Task to complete: Each line of the listing that contains "title" should be found and copied.

Source information:
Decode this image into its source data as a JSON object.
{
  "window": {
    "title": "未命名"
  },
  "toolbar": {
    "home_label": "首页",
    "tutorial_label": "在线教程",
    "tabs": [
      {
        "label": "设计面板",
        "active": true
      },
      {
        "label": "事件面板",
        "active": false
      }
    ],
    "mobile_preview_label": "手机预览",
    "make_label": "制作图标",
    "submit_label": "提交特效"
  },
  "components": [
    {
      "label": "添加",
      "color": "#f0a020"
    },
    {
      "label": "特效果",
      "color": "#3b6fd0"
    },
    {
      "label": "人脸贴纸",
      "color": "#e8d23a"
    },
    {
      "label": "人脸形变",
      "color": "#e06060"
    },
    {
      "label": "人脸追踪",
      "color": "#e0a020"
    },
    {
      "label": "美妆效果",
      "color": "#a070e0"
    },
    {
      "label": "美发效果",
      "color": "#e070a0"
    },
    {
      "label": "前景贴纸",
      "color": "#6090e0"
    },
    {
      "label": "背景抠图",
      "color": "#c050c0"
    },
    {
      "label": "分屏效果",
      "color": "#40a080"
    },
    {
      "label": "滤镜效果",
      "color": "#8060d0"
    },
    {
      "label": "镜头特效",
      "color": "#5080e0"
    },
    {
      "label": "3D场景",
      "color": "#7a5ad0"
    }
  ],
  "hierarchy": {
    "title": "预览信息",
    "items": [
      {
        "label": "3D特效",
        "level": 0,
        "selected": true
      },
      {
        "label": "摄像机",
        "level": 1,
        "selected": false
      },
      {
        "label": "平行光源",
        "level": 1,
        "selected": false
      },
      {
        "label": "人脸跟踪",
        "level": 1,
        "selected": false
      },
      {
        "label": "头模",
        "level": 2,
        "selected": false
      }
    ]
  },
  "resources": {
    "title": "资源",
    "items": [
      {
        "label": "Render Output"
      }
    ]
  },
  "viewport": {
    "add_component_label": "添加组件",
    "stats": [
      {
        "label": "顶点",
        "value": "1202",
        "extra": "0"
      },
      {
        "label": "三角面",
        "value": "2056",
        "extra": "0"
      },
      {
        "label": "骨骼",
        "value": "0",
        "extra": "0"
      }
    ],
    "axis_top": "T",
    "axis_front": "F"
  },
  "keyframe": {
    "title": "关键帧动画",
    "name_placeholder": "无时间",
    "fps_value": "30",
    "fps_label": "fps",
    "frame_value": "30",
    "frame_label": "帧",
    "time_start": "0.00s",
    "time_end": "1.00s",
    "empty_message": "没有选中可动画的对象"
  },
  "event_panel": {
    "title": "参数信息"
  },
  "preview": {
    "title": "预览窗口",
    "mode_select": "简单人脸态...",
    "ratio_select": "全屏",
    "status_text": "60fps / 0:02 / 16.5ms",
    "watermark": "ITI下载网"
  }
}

Solution for this task:
    "title": "未命名"
    "title": "预览信息",
    "title": "资源",
    "title": "关键帧动画",
    "title": "参数信息"
    "title": "预览窗口",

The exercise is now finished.